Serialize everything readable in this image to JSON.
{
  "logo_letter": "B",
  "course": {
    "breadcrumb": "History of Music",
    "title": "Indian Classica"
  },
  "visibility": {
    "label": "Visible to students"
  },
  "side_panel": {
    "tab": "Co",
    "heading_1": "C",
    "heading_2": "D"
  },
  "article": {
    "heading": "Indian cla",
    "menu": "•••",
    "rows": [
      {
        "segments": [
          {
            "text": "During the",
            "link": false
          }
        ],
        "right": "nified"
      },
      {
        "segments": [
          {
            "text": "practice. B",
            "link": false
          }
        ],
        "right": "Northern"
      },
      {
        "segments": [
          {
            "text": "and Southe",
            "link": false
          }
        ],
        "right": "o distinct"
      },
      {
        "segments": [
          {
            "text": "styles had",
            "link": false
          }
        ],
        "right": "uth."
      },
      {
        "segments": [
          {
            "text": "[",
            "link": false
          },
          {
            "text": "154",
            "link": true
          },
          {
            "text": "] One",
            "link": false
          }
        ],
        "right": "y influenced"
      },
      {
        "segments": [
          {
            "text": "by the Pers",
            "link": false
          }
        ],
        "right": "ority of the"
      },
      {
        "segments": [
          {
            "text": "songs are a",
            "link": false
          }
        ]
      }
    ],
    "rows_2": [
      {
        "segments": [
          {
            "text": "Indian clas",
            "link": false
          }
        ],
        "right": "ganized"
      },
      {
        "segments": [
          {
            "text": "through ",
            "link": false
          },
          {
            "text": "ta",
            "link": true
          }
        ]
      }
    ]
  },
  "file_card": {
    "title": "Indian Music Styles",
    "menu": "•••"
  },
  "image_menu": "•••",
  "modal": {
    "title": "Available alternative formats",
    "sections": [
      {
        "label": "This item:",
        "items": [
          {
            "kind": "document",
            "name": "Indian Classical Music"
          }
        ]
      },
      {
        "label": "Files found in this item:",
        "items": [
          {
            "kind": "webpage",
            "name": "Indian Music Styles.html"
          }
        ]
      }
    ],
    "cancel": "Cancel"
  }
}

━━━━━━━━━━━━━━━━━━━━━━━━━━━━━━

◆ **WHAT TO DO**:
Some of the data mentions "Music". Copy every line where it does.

◆ **PROBLEM SOLUTION**:
    "breadcrumb": "History of Music",
    "title": "Indian Music Styles",
            "name": "Indian Classical Music"
            "name": "Indian Music Styles.html"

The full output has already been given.